This Earth Day, we have a lot to think about.
Climate models forecast a global temperature increase of 6.6 degrees Fahrenheit and a sea level rise of 4 feet by 2100. Recent research revealed that greenhouse gas emissions continued to rise last year despite the economic slowdown caused by the global response to the coronavirus pandemic.
The good news is most policymakers recognize the scale of the problem. Now, the challenge is agreeing on an adequate solution.
President Biden is committed to addressing climate change. During his first few days in office, he signed several climate executive orders. And more recently, he outlined a sweeping, $2 trillion infrastructure plan designed, in part, to tackle several climate issues.
But his approach will not garner the support it needs on Capitol Hill. (Even he said it was a negotiation starter and that “compromise is inevitable.”) The political appetite for it is absent.
U.S. climate policy must be efficient and durable. For decades, economists have supported the use of price signals to change markets. And today economists, a growing number of businesses, and some policymakers support using taxes to change behavior, not subsidies and regulations that hide costs and are less efficient than taxes.
A carbon tax is the most effective and pro-growth policy.
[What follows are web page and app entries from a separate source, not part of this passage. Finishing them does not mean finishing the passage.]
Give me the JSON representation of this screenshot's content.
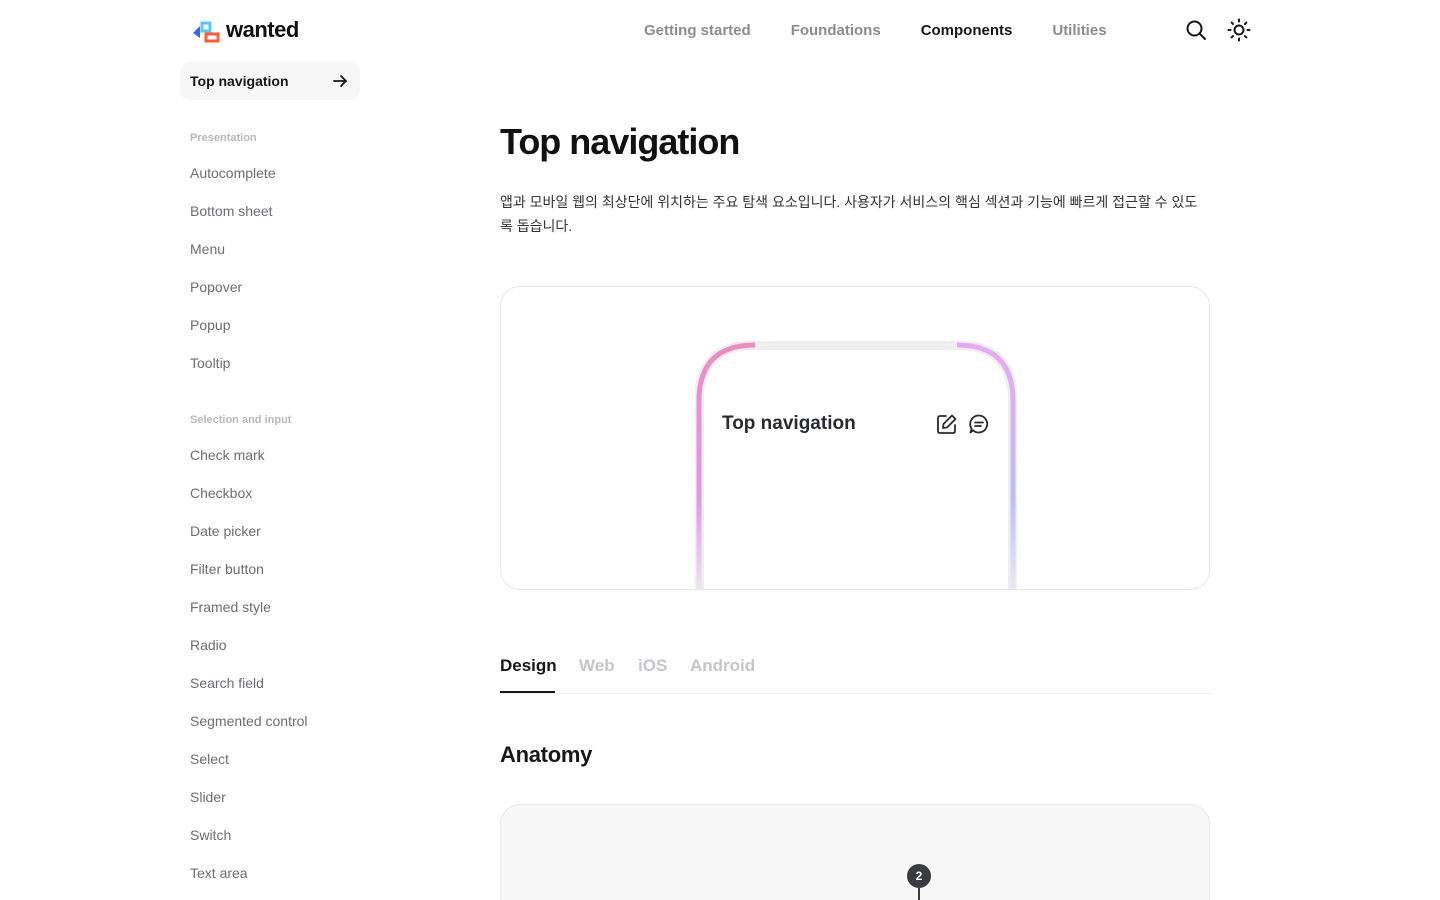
{
  "header": {
    "logo_text": "wanted",
    "nav": [
      "Getting started",
      "Foundations",
      "Components",
      "Utilities"
    ],
    "active_nav": "Components",
    "icons": [
      "search-icon",
      "sun-icon"
    ]
  },
  "sidebar": {
    "current_page": "Top navigation",
    "sections": [
      {
        "label": "Presentation",
        "items": [
          "Autocomplete",
          "Bottom sheet",
          "Menu",
          "Popover",
          "Popup",
          "Tooltip"
        ]
      },
      {
        "label": "Selection and input",
        "items": [
          "Check mark",
          "Checkbox",
          "Date picker",
          "Filter button",
          "Framed style",
          "Radio",
          "Search field",
          "Segmented control",
          "Select",
          "Slider",
          "Switch",
          "Text area"
        ]
      }
    ]
  },
  "main": {
    "title": "Top navigation",
    "description": "앱과 모바일 웹의 최상단에 위치하는 주요 탐색 요소입니다. 사용자가 서비스의 핵심 섹션과 기능에 빠르게 접근할 수 있도록 돕습니다.",
    "preview": {
      "title": "Top navigation",
      "icons": [
        "edit-icon",
        "chat-icon"
      ]
    },
    "tabs": [
      "Design",
      "Web",
      "iOS",
      "Android"
    ],
    "active_tab": "Design",
    "anatomy": {
      "title": "Anatomy",
      "marker": "2"
    }
  }
}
It would create a free-market incentive for consumers and businesses to reduce carbon emissions while simultaneously growing the economy, which is more important than ever given the existing burden of our federal deficits and debt.
Finally, climate change is a global problem. Nearly 50 countries price their carbon pollution, with more expected to follow suit. Pricing carbon and implementing carbon border adjustments will leverage the power of global consumption to drive down the carbon content of goods and economies. It will also allow the United States to leverage the clean energy investments we have made and give us a competitive advantage over many of our economic competitors.